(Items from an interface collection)
....

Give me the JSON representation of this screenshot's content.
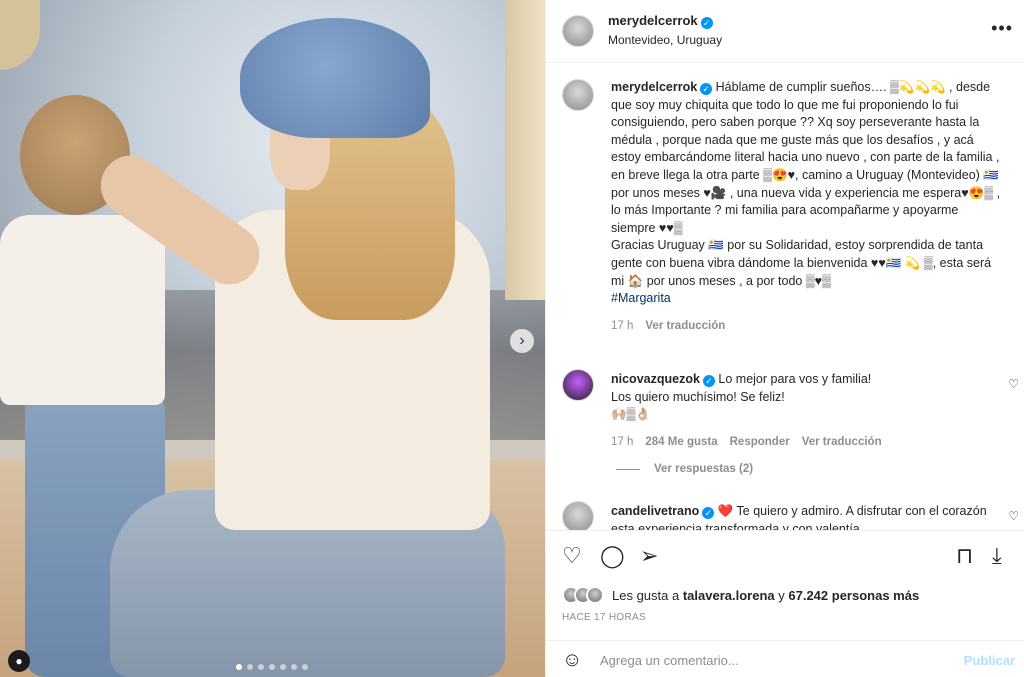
{
  "post": {
    "username": "merydelcerrok",
    "location": "Montevideo, Uruguay",
    "more_icon": "more-horizontal-icon",
    "carousel": {
      "slide_count": 7,
      "active_index": 0
    }
  },
  "caption": {
    "username": "merydelcerrok",
    "text": "Háblame de cumplir sueños…. ▒💫💫💫 , desde que soy muy chiquita que todo lo que me fui proponiendo lo fui consiguiendo, pero saben porque ?? Xq soy perseverante hasta la médula , porque nada que me guste más que los desafíos , y acá estoy embarcándome literal hacia uno nuevo , con parte de la familia , en breve llega la otra parte ▒😍♥, camino a Uruguay (Montevideo) 🇺🇾 por unos meses ♥🎥 , una nueva vida y experiencia me espera♥😍▒ , lo más Importante ? mi familia para acompañarme y apoyarme siempre ♥♥▒",
    "text2": "Gracias Uruguay 🇺🇾 por su Solidaridad, estoy sorprendida de tanta gente con buena vibra dándome la bienvenida ♥♥🇺🇾 💫 ▒, esta será mi 🏠 por unos meses , a por todo ▒♥▒",
    "hashtag": "#Margarita",
    "time": "17 h",
    "translate": "Ver traducción"
  },
  "comments": [
    {
      "username": "nicovazquezok",
      "text": "Lo mejor para vos y familia!",
      "text2": "Los quiero muchísimo! Se feliz!",
      "text3": "🙌🏼▒👌🏼",
      "time": "17 h",
      "likes": "284 Me gusta",
      "reply": "Responder",
      "translate": "Ver traducción",
      "view_replies": "Ver respuestas (2)"
    },
    {
      "username": "candelivetrano",
      "text": "❤️ Te quiero y admiro. A disfrutar con el corazón esta experiencia transformada y con valentía"
    }
  ],
  "actions": {
    "like_icon": "heart-icon",
    "comment_icon": "comment-icon",
    "share_icon": "share-icon",
    "save_icon": "bookmark-icon",
    "download_icon": "download-icon"
  },
  "likes": {
    "prefix": "Les gusta a",
    "user": "talavera.lorena",
    "connector": "y",
    "others": "67.242 personas más"
  },
  "ago": "HACE 17 HORAS",
  "add_comment": {
    "placeholder": "Agrega un comentario...",
    "publish": "Publicar",
    "emoji_icon": "smiley-icon"
  }
}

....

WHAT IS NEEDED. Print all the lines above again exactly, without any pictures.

ANSWER SPACE.
Give me the JSON representation of this screenshot's content.
{
  "post": {
    "username": "merydelcerrok",
    "location": "Montevideo, Uruguay",
    "more_icon": "more-horizontal-icon",
    "carousel": {
      "slide_count": 7,
      "active_index": 0
    }
  },
  "caption": {
    "username": "merydelcerrok",
    "text": "Háblame de cumplir sueños…. ▒💫💫💫 , desde que soy muy chiquita que todo lo que me fui proponiendo lo fui consiguiendo, pero saben porque ?? Xq soy perseverante hasta la médula , porque nada que me guste más que los desafíos , y acá estoy embarcándome literal hacia uno nuevo , con parte de la familia , en breve llega la otra parte ▒😍♥, camino a Uruguay (Montevideo) 🇺🇾 por unos meses ♥🎥 , una nueva vida y experiencia me espera♥😍▒ , lo más Importante ? mi familia para acompañarme y apoyarme siempre ♥♥▒",
    "text2": "Gracias Uruguay 🇺🇾 por su Solidaridad, estoy sorprendida de tanta gente con buena vibra dándome la bienvenida ♥♥🇺🇾 💫 ▒, esta será mi 🏠 por unos meses , a por todo ▒♥▒",
    "hashtag": "#Margarita",
    "time": "17 h",
    "translate": "Ver traducción"
  },
  "comments": [
    {
      "username": "nicovazquezok",
      "text": "Lo mejor para vos y familia!",
      "text2": "Los quiero muchísimo! Se feliz!",
      "text3": "🙌🏼▒👌🏼",
      "time": "17 h",
      "likes": "284 Me gusta",
      "reply": "Responder",
      "translate": "Ver traducción",
      "view_replies": "Ver respuestas (2)"
    },
    {
      "username": "candelivetrano",
      "text": "❤️ Te quiero y admiro. A disfrutar con el corazón esta experiencia transformada y con valentía"
    }
  ],
  "actions": {
    "like_icon": "heart-icon",
    "comment_icon": "comment-icon",
    "share_icon": "share-icon",
    "save_icon": "bookmark-icon",
    "download_icon": "download-icon"
  },
  "likes": {
    "prefix": "Les gusta a",
    "user": "talavera.lorena",
    "connector": "y",
    "others": "67.242 personas más"
  },
  "ago": "HACE 17 HORAS",
  "add_comment": {
    "placeholder": "Agrega un comentario...",
    "publish": "Publicar",
    "emoji_icon": "smiley-icon"
  }
}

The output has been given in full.